The Wolf Pack’s football goal, though, is not to become the next San Jose State. Football programs cannot live on wins over the Spartans alone. The Pack’s goal is to become the next Boise State or San Diego State. But how can anyone expect a team that averages under 17,000 fans a game to compete on a consistent basis with programs that average more than 30,000 (Boise State, Colorado State, Air Force and Fresno State) or 40,000 (San Diego State)?
The Wolf Pack’s average home attendance has decreased each year since 2013. Northern Nevada, for some reason, got all excited about Brian Polian’s first year as head coach in 2013 with an average crowd of 24,939. Reality returned shortly thereafter as the crowds dipped to 23,862 in 2014 followed by 22,170 in 2015 and 18,501 last year. And Polian is no longer with us.
The hiring of Jay Norvell this year, for some reason, didn’t bring the same sort of enthusiasm and optimism that the hiring of Polian did going into 2013. That’s not Norvell’s fault. To Pack fans, Norvell is still just a guy with a visor, hoodie and headset on the sideline. And, oh yeah, he loses games. Just like Polian. The Polian era is probably why Pack fans have taken a wait-and-see approach to the Norvell era.
Pack fans are just waiting for the victories. Winning has always been the key to filling Mackay Stadium.

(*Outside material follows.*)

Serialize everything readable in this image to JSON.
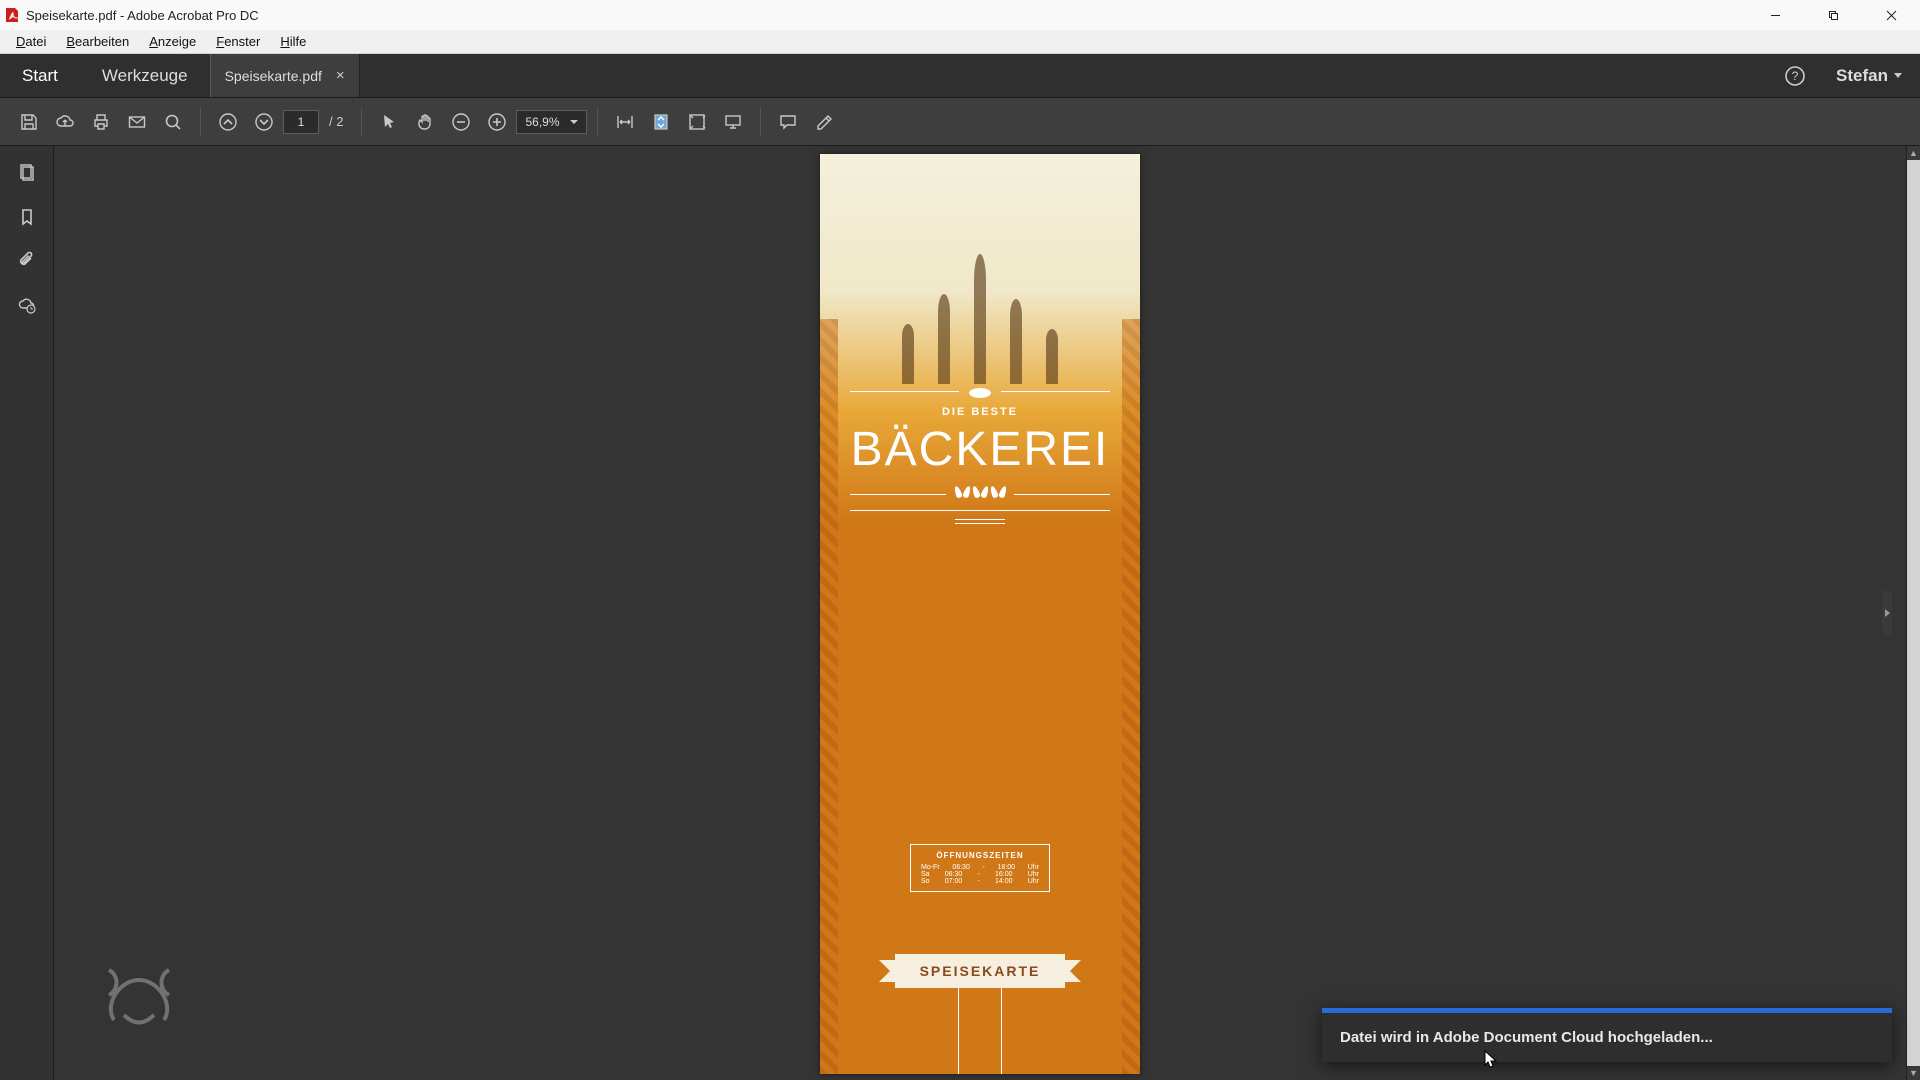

The hope in the Wolf Pack ticket offices is that the sparse gathering last Saturday is the end of the Mundane Mackay days. The Wolf Pack, after all, could go down to San Diego State this Saturday and beat an underachieving Aztecs team. Combine victories over San Jose State and San Diego State with an appearance of UNLV at Mackay Stadium and we might be looking at the start of a vibrant, alive, maniacal Mackay Stadium once again. You might not be able to simply roll the Fremont Cannon into Mackay on Nov. 25 without hurting someone.
UNLV, after all, attracted a crowd of 29,55 the last time it came to town in 2015. In 2013 the Rebels saw 32,521 staring at them from the Mackay stands.
UNLV, it must be noted, won both those games in 2013 and 2015. Attendance might fill your athletic budget but it doesn’t necessarily win football games. Optimism and enthusiasm, as Polian found out, only lasts until the first loss to UNLV at home. Norvell better know that he dare not lose to UNLV on Nov. 25.
If that happens, well, next year Mackay Stadium just might resemble the Black Rock Desert a week or so after Burning Man.